"Garfield is dead; but as he once said, upon another important occasion, 'God reigns, and the republic still lives.' "
- " Chicago may have all the national conventions, but she can't fill all the offices."
- "The price of this paper is two dollars a year, but this sum does not include the editor."
- " We are in favor of the constitution as it is, until it shall be constitutionally amended."

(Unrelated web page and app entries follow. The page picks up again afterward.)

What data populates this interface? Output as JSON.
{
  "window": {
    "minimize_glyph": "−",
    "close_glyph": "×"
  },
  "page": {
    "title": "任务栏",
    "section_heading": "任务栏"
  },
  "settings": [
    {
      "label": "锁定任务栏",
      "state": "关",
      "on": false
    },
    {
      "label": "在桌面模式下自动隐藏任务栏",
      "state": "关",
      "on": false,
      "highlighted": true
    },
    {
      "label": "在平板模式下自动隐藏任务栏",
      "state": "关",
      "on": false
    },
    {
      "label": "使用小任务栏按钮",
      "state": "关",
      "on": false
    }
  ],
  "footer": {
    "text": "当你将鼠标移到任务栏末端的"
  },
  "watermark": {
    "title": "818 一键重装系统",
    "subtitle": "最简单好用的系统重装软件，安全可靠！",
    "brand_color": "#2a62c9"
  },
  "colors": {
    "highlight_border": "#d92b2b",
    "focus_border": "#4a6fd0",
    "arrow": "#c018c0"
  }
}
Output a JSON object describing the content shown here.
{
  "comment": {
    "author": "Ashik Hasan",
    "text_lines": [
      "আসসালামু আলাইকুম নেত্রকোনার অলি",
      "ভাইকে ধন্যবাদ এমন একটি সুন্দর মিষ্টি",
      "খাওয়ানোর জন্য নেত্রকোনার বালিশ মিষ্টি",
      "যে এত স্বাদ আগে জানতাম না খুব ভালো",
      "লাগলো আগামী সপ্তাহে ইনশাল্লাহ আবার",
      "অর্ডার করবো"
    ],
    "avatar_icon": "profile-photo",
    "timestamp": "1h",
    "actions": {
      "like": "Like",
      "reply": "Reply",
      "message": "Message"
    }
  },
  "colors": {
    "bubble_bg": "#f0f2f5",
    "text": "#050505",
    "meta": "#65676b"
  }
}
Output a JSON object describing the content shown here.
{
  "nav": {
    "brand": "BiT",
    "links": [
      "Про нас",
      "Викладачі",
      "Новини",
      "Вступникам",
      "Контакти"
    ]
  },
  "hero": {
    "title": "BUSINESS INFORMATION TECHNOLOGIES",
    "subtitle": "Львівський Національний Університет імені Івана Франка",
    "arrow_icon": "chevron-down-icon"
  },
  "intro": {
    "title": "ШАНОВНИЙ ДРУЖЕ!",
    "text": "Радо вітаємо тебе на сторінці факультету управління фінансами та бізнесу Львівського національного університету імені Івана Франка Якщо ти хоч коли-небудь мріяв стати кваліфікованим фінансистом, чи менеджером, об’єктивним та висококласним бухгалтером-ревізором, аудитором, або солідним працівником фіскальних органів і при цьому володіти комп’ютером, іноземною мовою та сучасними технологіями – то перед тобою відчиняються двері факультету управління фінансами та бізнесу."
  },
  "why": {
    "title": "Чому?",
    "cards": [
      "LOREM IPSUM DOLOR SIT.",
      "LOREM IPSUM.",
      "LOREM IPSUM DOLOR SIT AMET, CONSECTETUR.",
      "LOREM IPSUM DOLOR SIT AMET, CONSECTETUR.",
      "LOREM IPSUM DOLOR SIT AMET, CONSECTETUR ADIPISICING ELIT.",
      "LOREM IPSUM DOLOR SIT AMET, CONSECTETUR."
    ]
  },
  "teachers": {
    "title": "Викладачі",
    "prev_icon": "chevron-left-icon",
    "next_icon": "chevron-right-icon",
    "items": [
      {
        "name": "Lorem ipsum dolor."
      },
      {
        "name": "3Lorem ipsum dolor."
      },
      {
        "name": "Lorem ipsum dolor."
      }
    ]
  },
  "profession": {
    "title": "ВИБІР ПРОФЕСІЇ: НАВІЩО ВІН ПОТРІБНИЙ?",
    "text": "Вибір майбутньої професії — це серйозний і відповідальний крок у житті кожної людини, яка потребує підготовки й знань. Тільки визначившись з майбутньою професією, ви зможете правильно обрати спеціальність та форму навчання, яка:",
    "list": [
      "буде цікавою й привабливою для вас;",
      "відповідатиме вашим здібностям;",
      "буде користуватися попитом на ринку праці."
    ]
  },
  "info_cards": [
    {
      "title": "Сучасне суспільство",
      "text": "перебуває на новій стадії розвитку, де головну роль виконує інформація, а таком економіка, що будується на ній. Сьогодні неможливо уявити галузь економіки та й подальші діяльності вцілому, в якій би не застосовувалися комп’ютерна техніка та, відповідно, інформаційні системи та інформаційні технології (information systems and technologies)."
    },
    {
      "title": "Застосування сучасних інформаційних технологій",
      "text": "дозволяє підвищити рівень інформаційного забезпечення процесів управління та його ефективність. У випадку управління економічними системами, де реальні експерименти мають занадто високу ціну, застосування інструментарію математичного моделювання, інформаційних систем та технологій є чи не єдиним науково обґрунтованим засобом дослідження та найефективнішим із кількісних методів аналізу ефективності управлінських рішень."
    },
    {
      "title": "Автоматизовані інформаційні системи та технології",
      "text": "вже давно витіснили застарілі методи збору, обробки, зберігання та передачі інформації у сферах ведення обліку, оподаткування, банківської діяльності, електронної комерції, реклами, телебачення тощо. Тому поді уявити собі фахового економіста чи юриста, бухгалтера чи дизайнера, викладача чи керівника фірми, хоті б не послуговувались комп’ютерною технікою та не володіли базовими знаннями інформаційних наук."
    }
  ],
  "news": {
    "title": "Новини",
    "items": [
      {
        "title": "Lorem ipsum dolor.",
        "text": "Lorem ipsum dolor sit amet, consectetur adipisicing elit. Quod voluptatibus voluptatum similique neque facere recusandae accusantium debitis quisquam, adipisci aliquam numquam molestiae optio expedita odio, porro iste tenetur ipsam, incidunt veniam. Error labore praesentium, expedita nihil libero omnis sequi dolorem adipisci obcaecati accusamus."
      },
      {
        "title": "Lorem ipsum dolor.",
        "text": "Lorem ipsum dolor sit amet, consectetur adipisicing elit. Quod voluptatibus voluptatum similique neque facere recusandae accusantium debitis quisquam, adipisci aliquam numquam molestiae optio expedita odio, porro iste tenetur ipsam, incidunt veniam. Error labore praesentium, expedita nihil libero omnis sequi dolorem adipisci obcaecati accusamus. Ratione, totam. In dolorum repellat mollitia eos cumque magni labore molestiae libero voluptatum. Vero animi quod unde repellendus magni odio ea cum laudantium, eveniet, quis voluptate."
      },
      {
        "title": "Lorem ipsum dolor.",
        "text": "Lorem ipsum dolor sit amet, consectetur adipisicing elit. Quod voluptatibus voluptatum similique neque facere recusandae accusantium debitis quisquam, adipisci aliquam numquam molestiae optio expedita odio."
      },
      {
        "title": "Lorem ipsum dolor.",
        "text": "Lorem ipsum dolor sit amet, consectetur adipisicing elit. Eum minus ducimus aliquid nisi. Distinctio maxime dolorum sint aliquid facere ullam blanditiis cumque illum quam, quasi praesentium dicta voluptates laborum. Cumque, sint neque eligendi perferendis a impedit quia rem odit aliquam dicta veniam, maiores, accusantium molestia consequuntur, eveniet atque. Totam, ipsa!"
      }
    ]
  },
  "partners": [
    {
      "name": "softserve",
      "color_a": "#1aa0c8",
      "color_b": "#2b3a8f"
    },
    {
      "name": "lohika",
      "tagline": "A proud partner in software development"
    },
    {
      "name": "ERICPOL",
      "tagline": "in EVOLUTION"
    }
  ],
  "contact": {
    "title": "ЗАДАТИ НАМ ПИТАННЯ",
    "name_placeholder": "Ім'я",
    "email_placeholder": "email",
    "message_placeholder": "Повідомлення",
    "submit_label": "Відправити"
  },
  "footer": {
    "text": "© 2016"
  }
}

A few suggestions as to the composition of fiction - by which is meant novels, tales, sketches and incidents originating in the writer's own brain, and having no foundation except in his imagination, - may be appropriate here. Such reading-matter is more sought for, and more abundant, than any other. The tendency to write it is a common one, and when the laws of language, the purity of morals, and the probabilities of real existence are not outraged in such works, as too frequently they are, fiction can be made the pleasing vehicle of valuable instruction. It is, perhaps, the easiest to write of all literature, and, too often, is made to bring the largest profits to author and publisher. Poetry is a peculiar gift, and unless it flows naturally and brilliantly from the mind and heart, should seldom be attempted.
The engraving on this page is significant, and carries with it a powerful lesson. The gentleman on the right may be in every respect the equal of the one on the left - may be quite as learned, quite as witty, quite as strong in real argument - but he is a slave to his manuscript. He dare not lift up his head to speak two consecutive sentences without its aid, and if he takes his eyes from it, he is almost sure to skip words and stumble in his discourse. The speaker on the left hand, standing firmly on his feet, erect in form, graceful in gesture, and with his well-balanced mind filled with the importance of his subject, overflows with spontaneous expressions that instruct and delight his audience. Perhaps he has never written a single paragraph of the splendid discourse that falls from his lips, but every word is weighed, every sentence abounds with earnest argument and sentiment, and the impressions that he makes as his eloquence reaches throughout the hall will be felt for years.
Confined to Manuscript.
Two speakers are seen above. One makes no show of written notes, and speaks so independently as to create the favorable impression which comes from a powerful, extemporaneous address. The other handles his papers and makes such a display of his manuscript, and is so closely confined to its reading, as to greatly weaken the power of the discourse, and thus much of his influence is lost.